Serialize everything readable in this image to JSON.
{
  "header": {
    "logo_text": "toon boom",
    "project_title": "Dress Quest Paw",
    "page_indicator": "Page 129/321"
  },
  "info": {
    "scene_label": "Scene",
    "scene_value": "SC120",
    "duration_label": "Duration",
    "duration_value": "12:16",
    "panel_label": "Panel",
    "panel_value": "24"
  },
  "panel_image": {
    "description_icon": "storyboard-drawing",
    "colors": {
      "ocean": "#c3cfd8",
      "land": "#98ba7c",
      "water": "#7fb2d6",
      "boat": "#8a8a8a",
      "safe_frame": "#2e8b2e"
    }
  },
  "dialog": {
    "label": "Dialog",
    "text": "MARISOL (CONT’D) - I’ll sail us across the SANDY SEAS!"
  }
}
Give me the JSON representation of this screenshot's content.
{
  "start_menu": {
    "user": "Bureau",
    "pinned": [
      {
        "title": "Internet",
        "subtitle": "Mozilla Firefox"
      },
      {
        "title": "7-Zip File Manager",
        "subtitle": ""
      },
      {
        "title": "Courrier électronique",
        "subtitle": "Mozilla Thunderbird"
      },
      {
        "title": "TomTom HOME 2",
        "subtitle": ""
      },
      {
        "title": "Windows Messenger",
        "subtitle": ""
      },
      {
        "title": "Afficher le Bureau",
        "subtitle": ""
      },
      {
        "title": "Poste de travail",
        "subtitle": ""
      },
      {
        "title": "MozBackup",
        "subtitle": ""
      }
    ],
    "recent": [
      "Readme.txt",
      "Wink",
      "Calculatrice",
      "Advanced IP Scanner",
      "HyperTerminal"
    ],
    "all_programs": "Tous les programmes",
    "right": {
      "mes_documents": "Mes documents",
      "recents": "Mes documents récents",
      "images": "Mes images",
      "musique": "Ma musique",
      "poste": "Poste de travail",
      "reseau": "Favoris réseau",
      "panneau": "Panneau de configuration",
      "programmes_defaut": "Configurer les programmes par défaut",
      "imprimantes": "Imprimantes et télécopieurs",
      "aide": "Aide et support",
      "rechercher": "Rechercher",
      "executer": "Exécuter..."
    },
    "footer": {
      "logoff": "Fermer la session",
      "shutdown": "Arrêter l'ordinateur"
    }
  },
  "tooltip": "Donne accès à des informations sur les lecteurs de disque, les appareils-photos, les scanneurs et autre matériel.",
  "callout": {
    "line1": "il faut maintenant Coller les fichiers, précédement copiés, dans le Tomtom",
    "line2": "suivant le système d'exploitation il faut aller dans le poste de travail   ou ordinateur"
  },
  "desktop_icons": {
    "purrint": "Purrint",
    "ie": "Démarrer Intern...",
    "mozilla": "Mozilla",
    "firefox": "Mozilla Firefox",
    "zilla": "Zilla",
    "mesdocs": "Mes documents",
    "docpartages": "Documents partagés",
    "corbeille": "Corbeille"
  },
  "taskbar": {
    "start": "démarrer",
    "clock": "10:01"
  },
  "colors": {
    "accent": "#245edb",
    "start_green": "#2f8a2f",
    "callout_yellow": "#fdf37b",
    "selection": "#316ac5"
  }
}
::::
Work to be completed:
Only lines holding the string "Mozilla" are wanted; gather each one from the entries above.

Exercise response:
        "subtitle": "Mozilla Firefox"
        "subtitle": "Mozilla Thunderbird"
    "mozilla": "Mozilla",
    "firefox": "Mozilla Firefox",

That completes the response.